Watching this video made me cry.
Not just cry, sob.
Such a sensitive subject in Mormon culture,
but one that needs to be talked about a lot more.
So I'm talking, because I want you to know . . .
I love the Savior, and His gospel.
I love my friends and family members who are gay too,
and accept who they are.
They will always have a friend in me.
We may not agree on political or religious matters,
but we've managed to put our differences aside.

I believe it's possible to do both -- love the gospel, and love people who are different from me.
The Savior does -- he loves each of us, and knows our hearts.

If I want to become like Him,
I need to be a little better at looking at people through His eyes . . .
with understanding,
and less judgement.

I hope that people will look at me that way too.
Because I have beliefs that not everyone agrees with.
I've made choices I'm not proud of.
And I have flaws . . . lots of flaws.

I hope you will take the time to watch and share this.
The message is important.
It may just save a life, or change a heart.

I applaude these BYU students
for stepping forward and doing something hard.
You are brave,
and you are making a difference.

For those of you who are interested, this link gives the story about the video:



Bethany said...

I love that you posted this. My cousin is a student at BYU and just came out to the public, (his parents have known for a couple of years), about two weeks ago. This family event has created a lot of discussion between my husband and I, and lot of debate, and lot of questions... But what it all boils down to is simple. Our job is to love everyone as our Savior would. Not judge them, not "fix" them, not figure it all out. Just love them. Thanks for posting this!

Nanette said...

I plan to share this. Its wonderful, thank you! These wonderful people are inspiring!

Crissa Pollmann Robertson said...

This video has really made me think about how I treat others...not just gays.

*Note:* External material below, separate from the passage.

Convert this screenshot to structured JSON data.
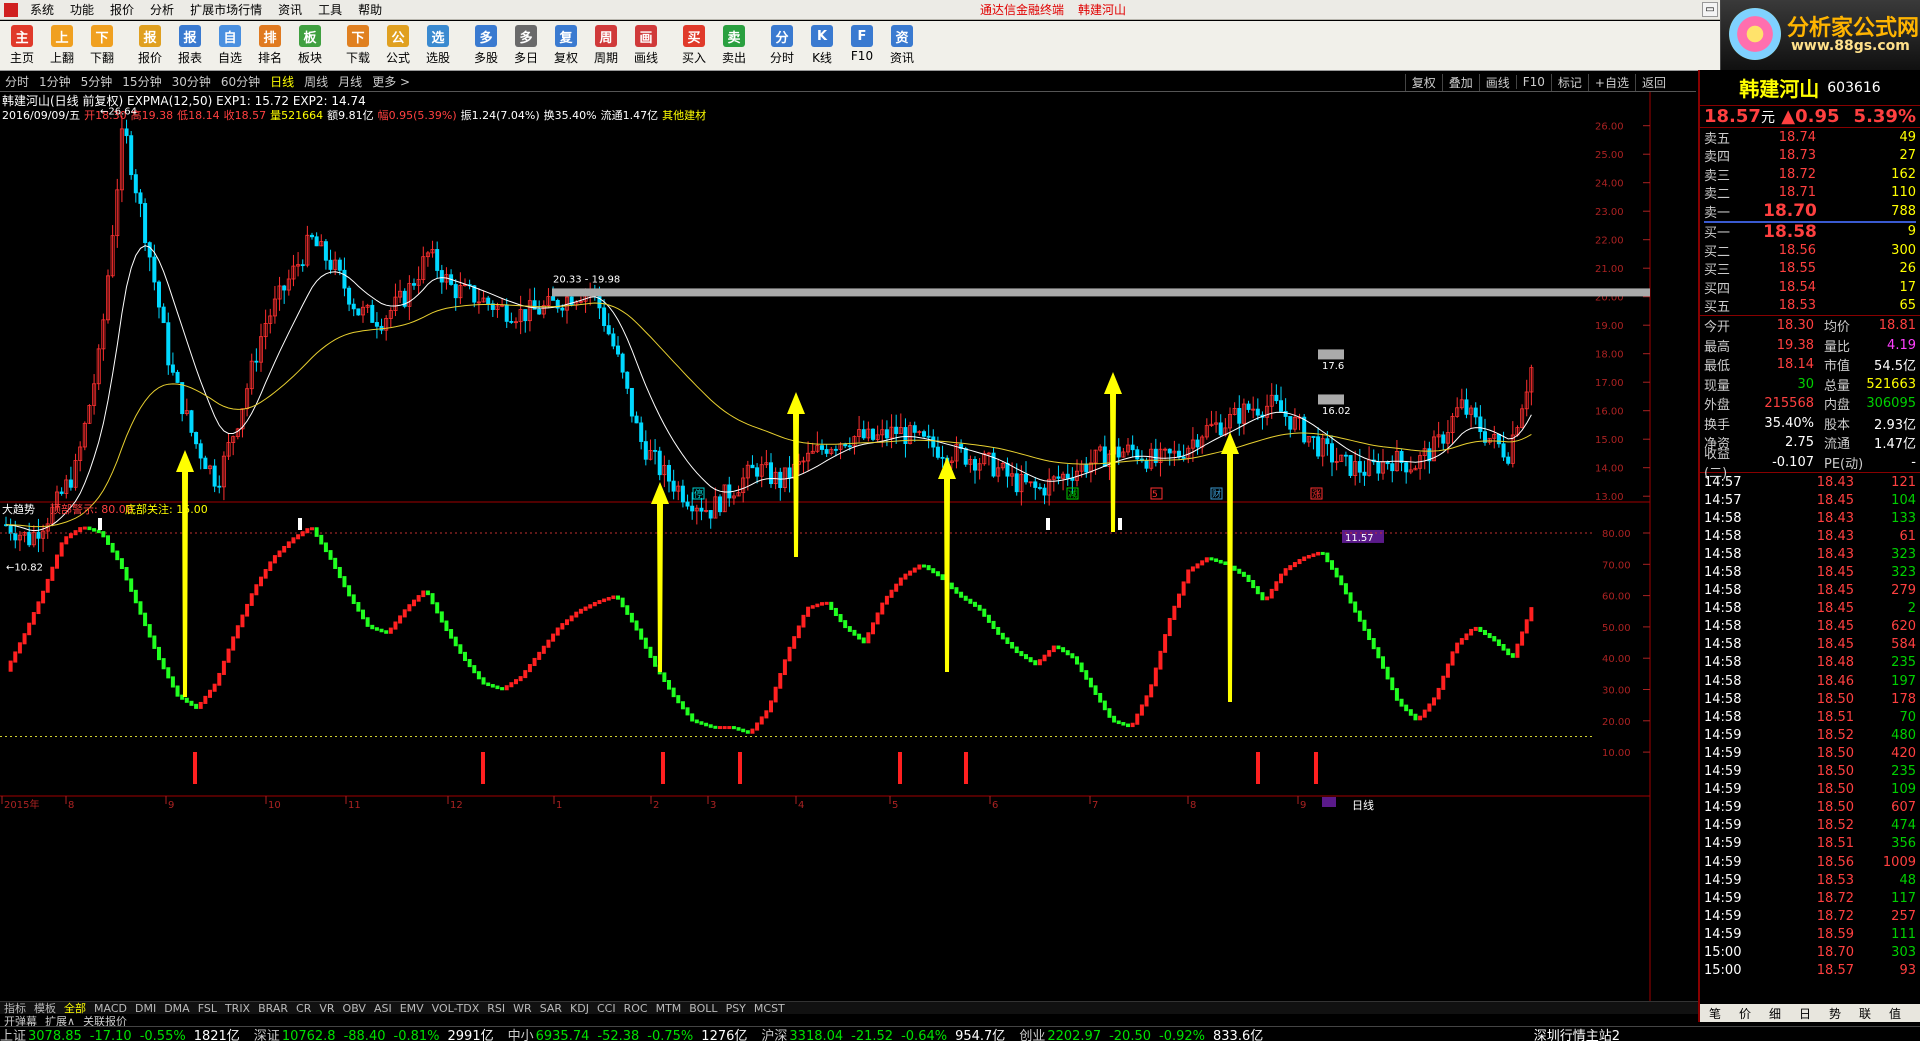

Am I being as Christlike as I can? How can I be better?

I know a lot of people who are gay and I know a lot of gay LDS members. One thing I still struggle with though is, why do gays, LDS or not, feel like they have to be SO vocal about being gay? I mean, we don't have straight pride parades, race specific bars, etc. In fact if those did exist that group would be considered racist or prejudiced. Why do gays feel like they need to be SO vocal about their sexuality? I would love someone to help me understand. I love to learn about and understand different view points, religions, and lifestyles.

crystal b. said...

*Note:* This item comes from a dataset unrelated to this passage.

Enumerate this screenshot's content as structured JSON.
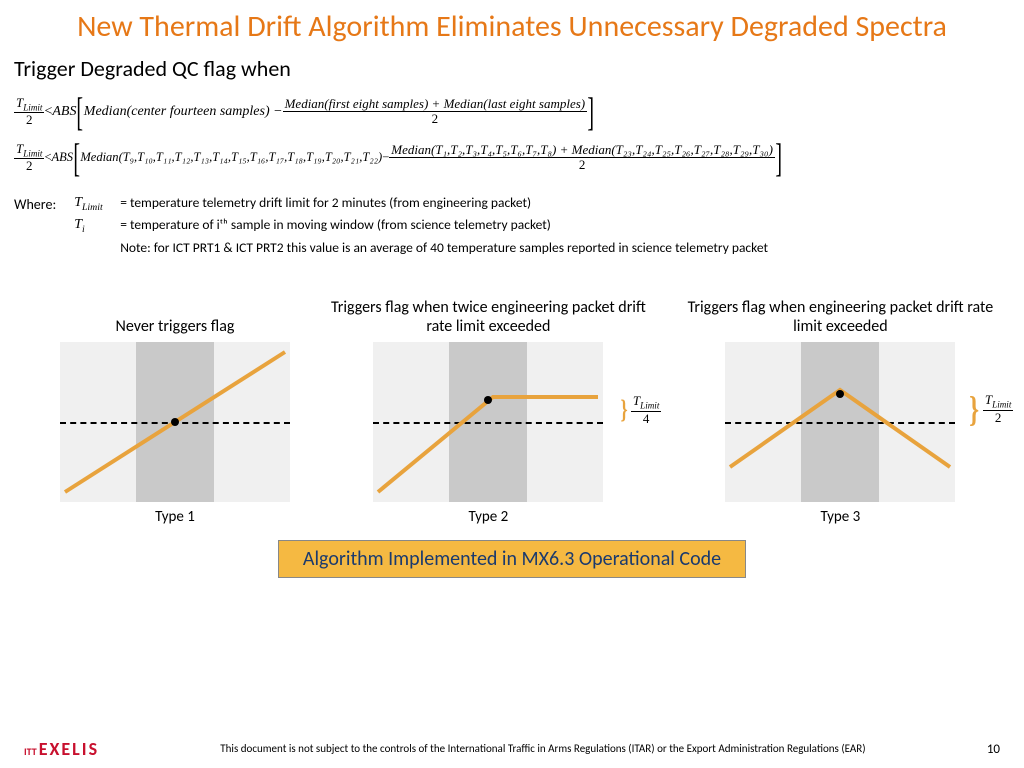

Crissa -- Maybe it's because they just want to be accepted for who they are. Maybe they are trying to fight for a group that hasn't been accepted much in society, and to help people know they don't have to hide who they are as a person. I really have no idea -- that's just my assumption.

Thanks for commenting!

Danielle said...


Thanks so much for posting that. I loved it and cried a little too. I have shared it as well.

I love the expression 'straight-allies', we need more of them in our church.

Well done on putting it out there. You're awesome. xo

crystal b. said...

This comment is from Naomi --

Hey Crystal,
I'm a long-time reader of your blog, not commented in ages, but I tried to comment this evening on your post about the It Gets Better video. Unfortunately it won't let me upload my comment, there are problems with the 'recaptcha' thing (I have tried about ten times and keep getting it wrong!).

Anyway, I just had a quick response for Crissa who asked a question in the comments, I was wondering if you could maybe pass it on to her, and tell her I'd love to talk to her any time about it. Here's what I wrote:

"Hi Crissa - just a quick response to your question. Gay people are often criticised for being so 'vocal' about their sexuality, but heterosexual people don't seem to face this.

Gay Pride events and marches were set up to give gay people a voice and allow them to have a political stance, to say to the world "we are equal citizens and we deserve the same rights". Straight people have never needed to do this. Heterosexual people are represented in every aspect of life: they know they can walk hand in hand with their partner in public and not face negativity, they don't have to worry about 'coming out' to their families about their sexual orientation, etc etc (the list goes on). I hope this helps a little :)"

And can I just say thanks for posting that video. I am a gay Christian, and most often I face less than positive responses from the church on this issue. Because of this, I am not 'out' on my blog, but one day I hope to be completely myself, online and in reality. Your post gives me hope, so thank you.

Many thanks,